Exercise directions ▸
Give back every line of the material below that has the string "this".

Records to use ▸
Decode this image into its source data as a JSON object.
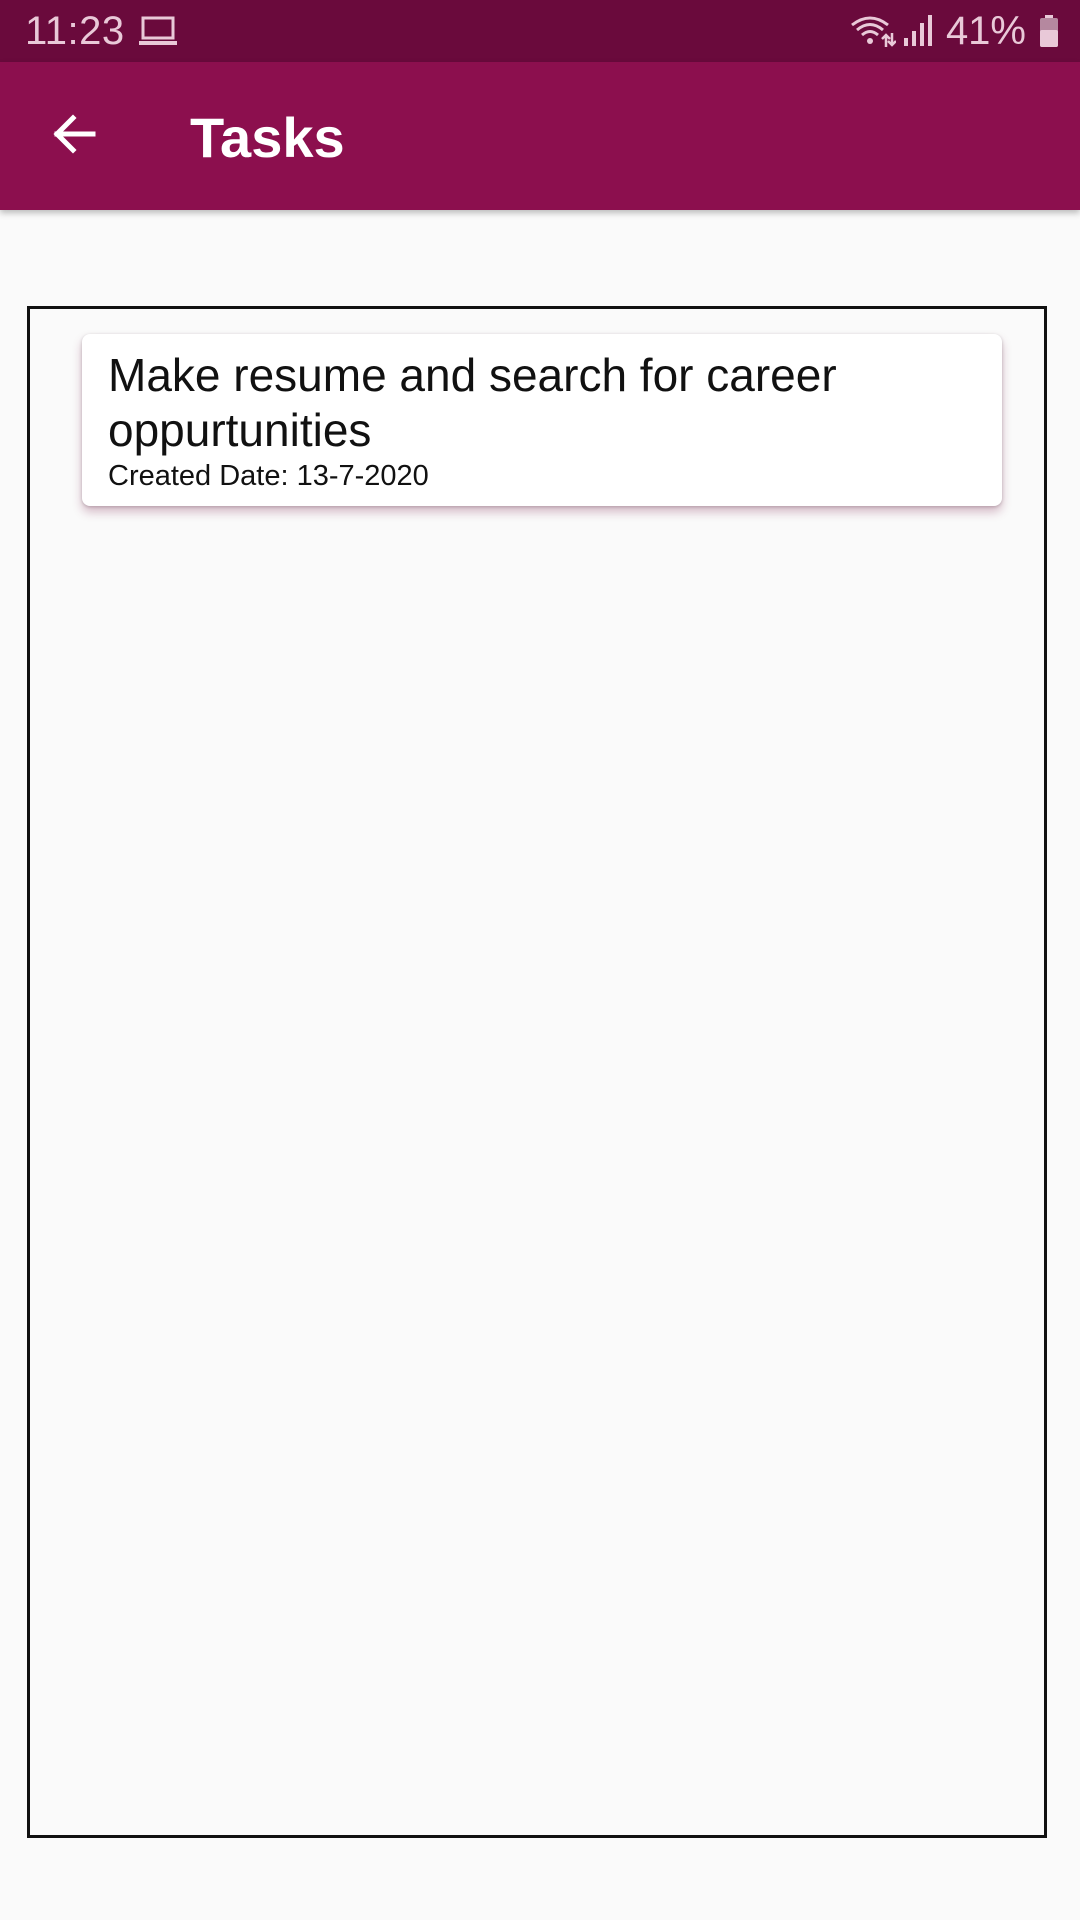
{
  "status_bar": {
    "time": "11:23",
    "battery": "41%",
    "icons": [
      "laptop-icon",
      "wifi-icon",
      "signal-icon",
      "battery-icon"
    ]
  },
  "app_bar": {
    "title": "Tasks",
    "back_icon": "arrow-back-icon"
  },
  "tasks": [
    {
      "title": "Make resume and search for career oppurtunities",
      "created": "Created Date: 13-7-2020"
    }
  ],
  "colors": {
    "status_bar": "#6a0a3c",
    "app_bar": "#8c0f4e",
    "background": "#fafafa",
    "card": "#ffffff"
  }
}
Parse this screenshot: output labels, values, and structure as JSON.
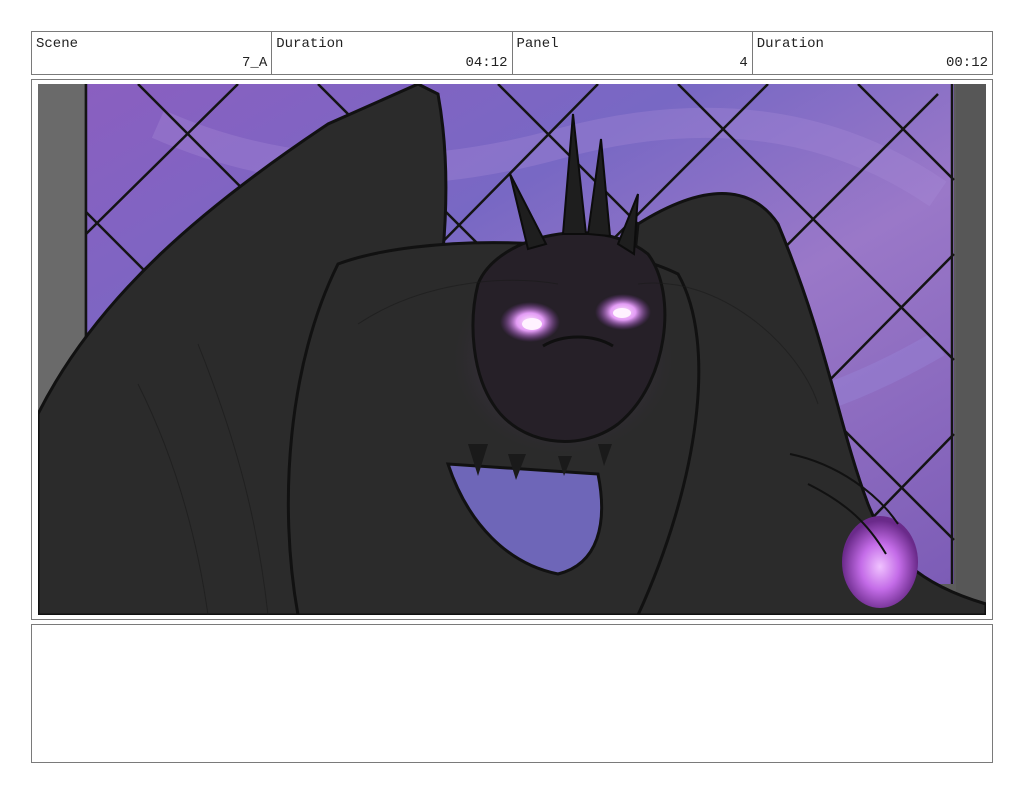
{
  "header": {
    "scene_label": "Scene",
    "scene_value": "7_A",
    "duration_label": "Duration",
    "duration_value": "04:12",
    "panel_label": "Panel",
    "panel_value": "4",
    "panel_duration_label": "Duration",
    "panel_duration_value": "00:12"
  },
  "panel_image": {
    "colors": {
      "sky_purple": "#7a5bb8",
      "sky_blue": "#8a8ad0",
      "sky_pink": "#b07ac8",
      "wall_gray": "#5a5a5a",
      "creature_dark": "#2a2a2a",
      "eye_glow": "#f2b6ff",
      "orb_glow": "#c878f0"
    }
  },
  "notes": {
    "text": ""
  }
}
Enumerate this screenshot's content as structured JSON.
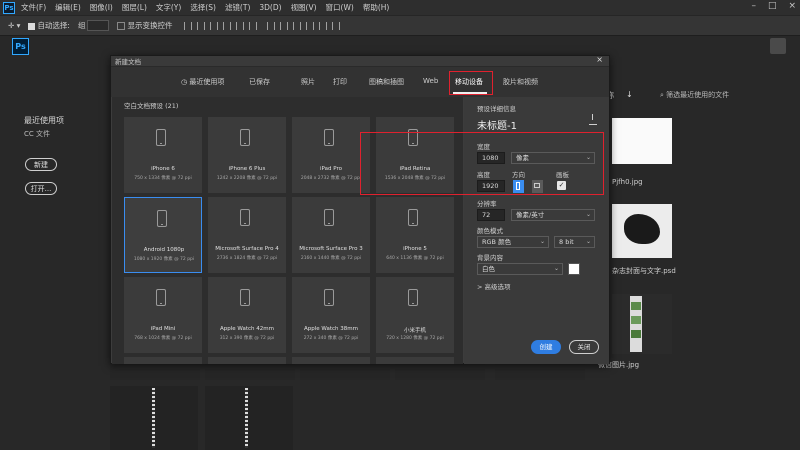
{
  "app": {
    "logo": "Ps",
    "menu": [
      "文件(F)",
      "编辑(E)",
      "图像(I)",
      "图层(L)",
      "文字(Y)",
      "选择(S)",
      "滤镜(T)",
      "3D(D)",
      "视图(V)",
      "窗口(W)",
      "帮助(H)"
    ],
    "window_controls": [
      "–",
      "□",
      "×"
    ]
  },
  "options_bar": {
    "auto_select_label": "自动选择:",
    "layer_value": "组",
    "transform_label": "显示变换控件"
  },
  "home": {
    "recent_label": "最近使用项",
    "cc_files": "CC 文件",
    "new_button": "新建",
    "open_button": "打开...",
    "sort_label": "名称",
    "search_placeholder": "筛选最近使用的文件",
    "file_labels": [
      "Pjfh0.jpg",
      "杂志封面与文字.psd",
      "微信图片.jpg"
    ]
  },
  "dialog": {
    "title": "新建文档",
    "close": "×",
    "tabs": [
      {
        "label": "最近使用项",
        "active": false
      },
      {
        "label": "已保存",
        "active": false
      },
      {
        "label": "照片",
        "active": false
      },
      {
        "label": "打印",
        "active": false
      },
      {
        "label": "图稿和插图",
        "active": false
      },
      {
        "label": "Web",
        "active": false
      },
      {
        "label": "移动设备",
        "active": true
      },
      {
        "label": "胶片和视频",
        "active": false
      }
    ],
    "section_title": "空白文档预设 (21)",
    "presets": [
      {
        "name": "iPhone 6",
        "size": "750 x 1334 像素 @ 72 ppi"
      },
      {
        "name": "iPhone 6 Plus",
        "size": "1242 x 2208 像素 @ 72 ppi"
      },
      {
        "name": "iPad Pro",
        "size": "2048 x 2732 像素 @ 72 ppi"
      },
      {
        "name": "iPad Retina",
        "size": "1536 x 2048 像素 @ 72 ppi"
      },
      {
        "name": "Android 1080p",
        "size": "1080 x 1920 像素 @ 72 ppi"
      },
      {
        "name": "Microsoft Surface Pro 4",
        "size": "2736 x 1824 像素 @ 72 ppi"
      },
      {
        "name": "Microsoft Surface Pro 3",
        "size": "2160 x 1440 像素 @ 72 ppi"
      },
      {
        "name": "iPhone 5",
        "size": "640 x 1136 像素 @ 72 ppi"
      },
      {
        "name": "iPad Mini",
        "size": "768 x 1024 像素 @ 72 ppi"
      },
      {
        "name": "Apple Watch 42mm",
        "size": "312 x 390 像素 @ 72 ppi"
      },
      {
        "name": "Apple Watch 38mm",
        "size": "272 x 340 像素 @ 72 ppi"
      },
      {
        "name": "小米手机",
        "size": "720 x 1280 像素 @ 72 ppi"
      }
    ],
    "details": {
      "header": "预设详细信息",
      "doc_title": "未标题-1",
      "width_label": "宽度",
      "width_value": "1080",
      "unit_value": "像素",
      "height_label": "高度",
      "height_value": "1920",
      "orientation_label": "方向",
      "artboard_label": "画板",
      "resolution_label": "分辨率",
      "resolution_value": "72",
      "resolution_unit": "像素/英寸",
      "color_mode_label": "颜色模式",
      "color_mode_value": "RGB 颜色",
      "bit_depth_value": "8 bit",
      "bg_label": "背景内容",
      "bg_value": "白色",
      "advanced_label": "> 高级选项",
      "create_button": "创建",
      "close_button": "关闭"
    }
  }
}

Answer space ▸
Decode this image into its source data as a JSON object.
Parse this screenshot: output labels, values, and structure as JSON.
Enumerate this screenshot's content as structured JSON.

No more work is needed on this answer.